A couple of days ago I suddenly had strange intermittent problems to connect to my services at home. It worked one minute and the servers were not found the next. At first I thought it must be a DSL problem but I quickly figured out that this was not the case at all when I checked the DNS resolution for my domains. Here’s the response of two DNS queries which were one minute apart.
$ ping www.some-domain.com PING www.some-domain.com (220.127.116.11) 56(84) bytes of data. [...] $ ping www.some-domain.com PING www.some-domain.com (18.104.22.168) 56(84) bytes of data.
What should have been the same IP address suddenly oscillated between two entirely different IP addresses. What’s more is that this happened for several of my domain names via the local DNS resolvers, over Google’s 22.214.171.124 DNS server and also over two VPN tunnels over which yet other DNS resolvers were used.
A couple of weeks ago, the German Telecoms regulator (Bundesnetzagentur) published their annual report for 2017. I was a bit surprised that I last wrote about such a report in 2015 so it was really time for a status update and a then-and-now comparison.
Once upon a time, Skype was THE voice and video calling platform for me. It was independent, decentralized and offered end-to-end encryption. But that was a long time ago, today it’s centralized, more closed source than ever, and encryption seems to be rather optional. But on PCs there was little else that was usable and universal, perhaps until now. A few days ago I started to test Nextcloud Talk, that, despite its name is a full blown Voice and Video Conferencing and Calling Solution.
Two years ago, I moved this blog from Typepad, a blog hosting service I used for over a decade but who didn’t deliver value for money anymore to a web hosting provider and WordPress as a publishing platform. Now, it was time to move once again, for different reasons, however, from a web hoster to a virtual machine.
Over the past few weeks, I’ve been using Nextcloud Talk quite a bit. While I’m very happy with it in general, I have actually found two scenarios in which the standard setup is not able to establish a connection between the two (or more) parties of a call: In roaming scenarios with my mobile network operator of choice and when I use Nextcloud Talk in the web browser on the PC at work behind the firewall. But there is a fix, at least for one of them.
It’s been a while since I talked about LTE based technologies for the Internet of Things (IoT) or Machine to Machine (M2M) communication.

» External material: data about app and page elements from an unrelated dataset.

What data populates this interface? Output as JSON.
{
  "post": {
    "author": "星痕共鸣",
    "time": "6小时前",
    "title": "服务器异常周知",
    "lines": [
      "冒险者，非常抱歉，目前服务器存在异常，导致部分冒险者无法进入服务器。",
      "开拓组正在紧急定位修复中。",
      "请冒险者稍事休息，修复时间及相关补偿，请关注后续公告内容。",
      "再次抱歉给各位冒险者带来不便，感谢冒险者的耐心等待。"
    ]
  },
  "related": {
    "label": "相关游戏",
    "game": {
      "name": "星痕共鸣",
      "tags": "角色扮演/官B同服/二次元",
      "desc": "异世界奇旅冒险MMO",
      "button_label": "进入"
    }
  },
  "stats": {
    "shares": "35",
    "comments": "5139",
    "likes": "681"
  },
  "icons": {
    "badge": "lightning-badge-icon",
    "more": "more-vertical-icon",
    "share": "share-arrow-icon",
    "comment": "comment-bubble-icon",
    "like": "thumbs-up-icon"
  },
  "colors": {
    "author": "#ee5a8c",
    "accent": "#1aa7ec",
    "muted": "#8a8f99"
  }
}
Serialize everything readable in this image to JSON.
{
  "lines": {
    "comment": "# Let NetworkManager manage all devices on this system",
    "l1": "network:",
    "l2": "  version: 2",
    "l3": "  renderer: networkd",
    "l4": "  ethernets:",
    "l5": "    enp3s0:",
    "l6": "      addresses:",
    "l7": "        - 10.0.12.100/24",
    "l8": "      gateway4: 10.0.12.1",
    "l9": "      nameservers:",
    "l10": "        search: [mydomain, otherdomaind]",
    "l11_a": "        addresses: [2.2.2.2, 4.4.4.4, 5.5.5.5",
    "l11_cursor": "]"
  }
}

Slowly but steadily, we are now seeing NB-IoT and CAT-M1 technology deployed in practice even though I would have thought things would move faster. 3GPP has not slept in the meantime, however, and has continued to evolve both the standards for NB-IoT and also for CAT-M. In this post, I’d like to describe some interesting additions to the CAT-M system that has resulted in specifications for CAT-M2 devices.